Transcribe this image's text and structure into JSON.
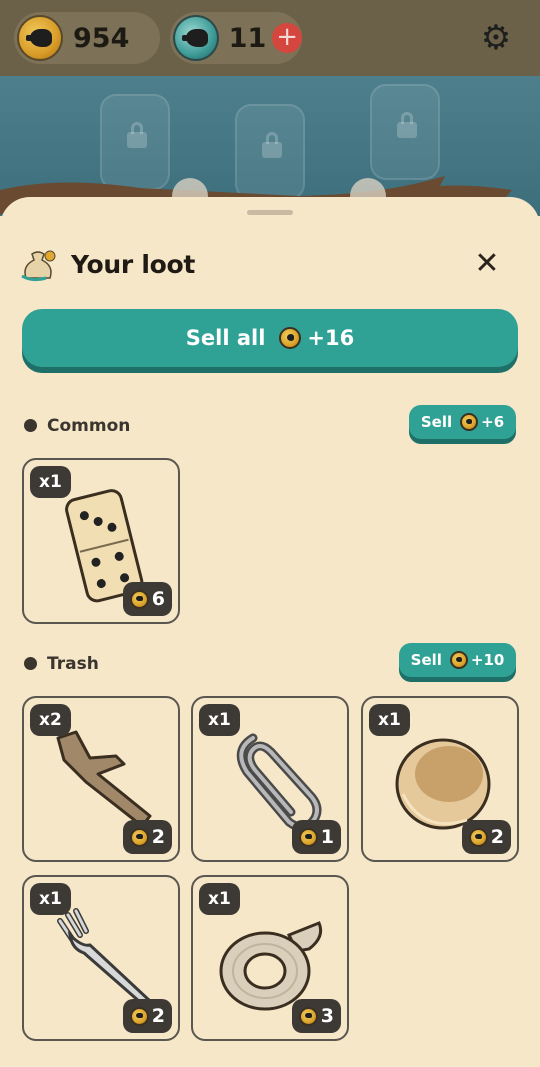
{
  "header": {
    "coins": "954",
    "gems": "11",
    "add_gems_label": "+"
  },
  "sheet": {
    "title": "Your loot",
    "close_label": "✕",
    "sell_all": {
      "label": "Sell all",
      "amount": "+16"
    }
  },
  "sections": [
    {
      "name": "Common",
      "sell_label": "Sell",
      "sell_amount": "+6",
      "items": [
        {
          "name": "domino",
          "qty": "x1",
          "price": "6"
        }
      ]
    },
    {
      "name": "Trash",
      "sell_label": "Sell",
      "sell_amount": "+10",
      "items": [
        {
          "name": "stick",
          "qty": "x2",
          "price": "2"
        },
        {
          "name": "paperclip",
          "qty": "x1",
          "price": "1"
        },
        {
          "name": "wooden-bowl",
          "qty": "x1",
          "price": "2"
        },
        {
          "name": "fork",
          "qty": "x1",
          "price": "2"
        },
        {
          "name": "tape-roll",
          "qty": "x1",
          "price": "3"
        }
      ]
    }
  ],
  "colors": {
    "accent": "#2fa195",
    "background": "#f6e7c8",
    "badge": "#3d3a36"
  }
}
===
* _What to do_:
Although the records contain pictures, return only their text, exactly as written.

* _Task result_:
Transcribe this image's text and structure into JSON.
{
  "header": {
    "coins": "954",
    "gems": "11",
    "add_gems_label": "+"
  },
  "sheet": {
    "title": "Your loot",
    "close_label": "✕",
    "sell_all": {
      "label": "Sell all",
      "amount": "+16"
    }
  },
  "sections": [
    {
      "name": "Common",
      "sell_label": "Sell",
      "sell_amount": "+6",
      "items": [
        {
          "name": "domino",
          "qty": "x1",
          "price": "6"
        }
      ]
    },
    {
      "name": "Trash",
      "sell_label": "Sell",
      "sell_amount": "+10",
      "items": [
        {
          "name": "stick",
          "qty": "x2",
          "price": "2"
        },
        {
          "name": "paperclip",
          "qty": "x1",
          "price": "1"
        },
        {
          "name": "wooden-bowl",
          "qty": "x1",
          "price": "2"
        },
        {
          "name": "fork",
          "qty": "x1",
          "price": "2"
        },
        {
          "name": "tape-roll",
          "qty": "x1",
          "price": "3"
        }
      ]
    }
  ],
  "colors": {
    "accent": "#2fa195",
    "background": "#f6e7c8",
    "badge": "#3d3a36"
  }
}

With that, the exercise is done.